Instructions to follow: Answer with a number only: how many lines of the entries below contain the word "icon"?

Record excerpts:
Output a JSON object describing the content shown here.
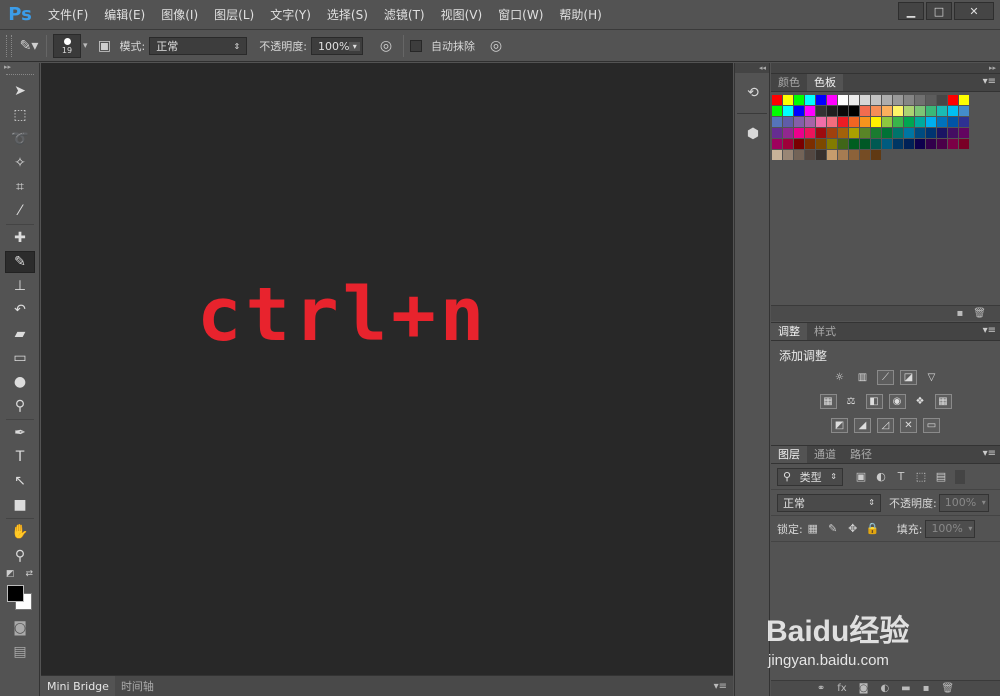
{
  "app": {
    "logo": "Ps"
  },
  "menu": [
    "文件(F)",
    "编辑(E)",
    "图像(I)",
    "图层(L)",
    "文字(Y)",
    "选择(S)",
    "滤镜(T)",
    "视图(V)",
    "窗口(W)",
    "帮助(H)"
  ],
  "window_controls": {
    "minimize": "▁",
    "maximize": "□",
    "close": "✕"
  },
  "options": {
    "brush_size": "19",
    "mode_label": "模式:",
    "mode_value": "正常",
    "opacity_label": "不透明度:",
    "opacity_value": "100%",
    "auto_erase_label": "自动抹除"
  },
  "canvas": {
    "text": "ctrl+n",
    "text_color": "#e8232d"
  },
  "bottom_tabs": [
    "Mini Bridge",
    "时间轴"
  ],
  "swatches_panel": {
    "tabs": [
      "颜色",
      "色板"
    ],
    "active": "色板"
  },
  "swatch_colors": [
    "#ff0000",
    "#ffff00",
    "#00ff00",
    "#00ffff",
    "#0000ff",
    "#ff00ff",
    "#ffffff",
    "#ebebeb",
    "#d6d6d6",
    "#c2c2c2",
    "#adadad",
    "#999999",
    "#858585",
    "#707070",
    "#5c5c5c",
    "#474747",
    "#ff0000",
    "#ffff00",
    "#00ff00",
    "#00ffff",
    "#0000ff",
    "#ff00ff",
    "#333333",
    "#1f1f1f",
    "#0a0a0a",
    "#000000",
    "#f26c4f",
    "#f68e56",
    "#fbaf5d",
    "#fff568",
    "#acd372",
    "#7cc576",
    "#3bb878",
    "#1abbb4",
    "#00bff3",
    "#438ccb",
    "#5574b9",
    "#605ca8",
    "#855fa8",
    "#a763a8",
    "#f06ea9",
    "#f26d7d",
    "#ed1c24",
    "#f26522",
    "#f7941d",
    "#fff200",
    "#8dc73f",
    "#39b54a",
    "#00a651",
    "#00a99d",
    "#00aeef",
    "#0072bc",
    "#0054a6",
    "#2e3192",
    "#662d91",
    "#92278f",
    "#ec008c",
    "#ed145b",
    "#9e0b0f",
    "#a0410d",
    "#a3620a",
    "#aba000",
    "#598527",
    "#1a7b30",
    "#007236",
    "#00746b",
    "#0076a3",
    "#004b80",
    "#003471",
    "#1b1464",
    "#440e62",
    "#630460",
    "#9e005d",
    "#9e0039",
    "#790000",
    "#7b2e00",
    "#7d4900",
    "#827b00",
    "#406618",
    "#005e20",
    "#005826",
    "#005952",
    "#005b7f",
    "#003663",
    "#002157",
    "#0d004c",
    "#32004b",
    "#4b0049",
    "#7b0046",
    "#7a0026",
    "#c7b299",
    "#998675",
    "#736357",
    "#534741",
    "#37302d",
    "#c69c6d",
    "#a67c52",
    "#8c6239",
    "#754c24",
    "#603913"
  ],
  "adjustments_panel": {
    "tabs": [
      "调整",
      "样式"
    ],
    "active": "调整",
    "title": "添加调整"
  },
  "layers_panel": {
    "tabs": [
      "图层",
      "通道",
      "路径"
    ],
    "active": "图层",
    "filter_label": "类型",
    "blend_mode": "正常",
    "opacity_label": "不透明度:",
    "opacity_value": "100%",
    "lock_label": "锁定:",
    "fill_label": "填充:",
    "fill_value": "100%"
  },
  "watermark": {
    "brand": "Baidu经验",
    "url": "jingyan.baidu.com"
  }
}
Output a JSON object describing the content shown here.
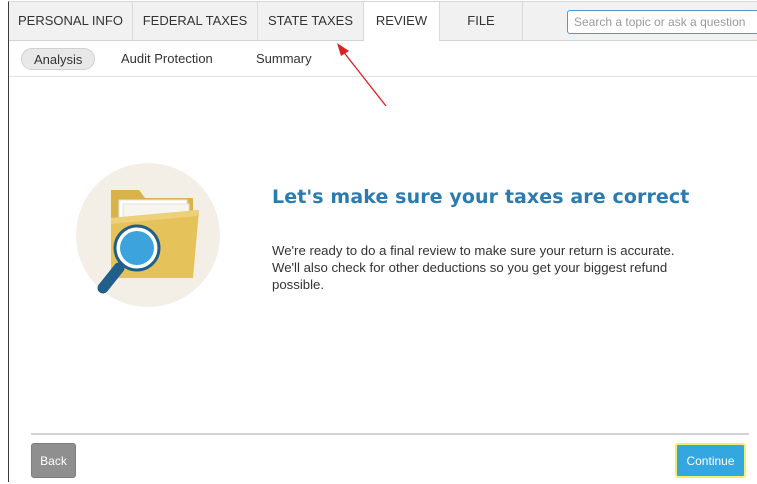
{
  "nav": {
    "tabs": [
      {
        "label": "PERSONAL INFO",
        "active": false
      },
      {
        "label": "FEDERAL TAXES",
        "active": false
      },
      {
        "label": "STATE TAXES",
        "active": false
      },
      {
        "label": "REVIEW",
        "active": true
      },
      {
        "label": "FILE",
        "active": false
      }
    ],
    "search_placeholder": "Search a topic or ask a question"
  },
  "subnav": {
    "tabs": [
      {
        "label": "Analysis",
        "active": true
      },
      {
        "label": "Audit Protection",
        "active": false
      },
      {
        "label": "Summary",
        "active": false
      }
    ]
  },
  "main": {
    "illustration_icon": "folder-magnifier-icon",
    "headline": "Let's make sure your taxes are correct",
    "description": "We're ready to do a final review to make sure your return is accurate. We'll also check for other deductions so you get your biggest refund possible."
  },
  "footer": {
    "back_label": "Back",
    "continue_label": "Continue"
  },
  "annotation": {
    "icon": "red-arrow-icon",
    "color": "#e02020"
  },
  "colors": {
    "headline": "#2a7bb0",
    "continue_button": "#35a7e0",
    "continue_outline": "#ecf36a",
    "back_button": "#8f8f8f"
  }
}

Result of the task: 2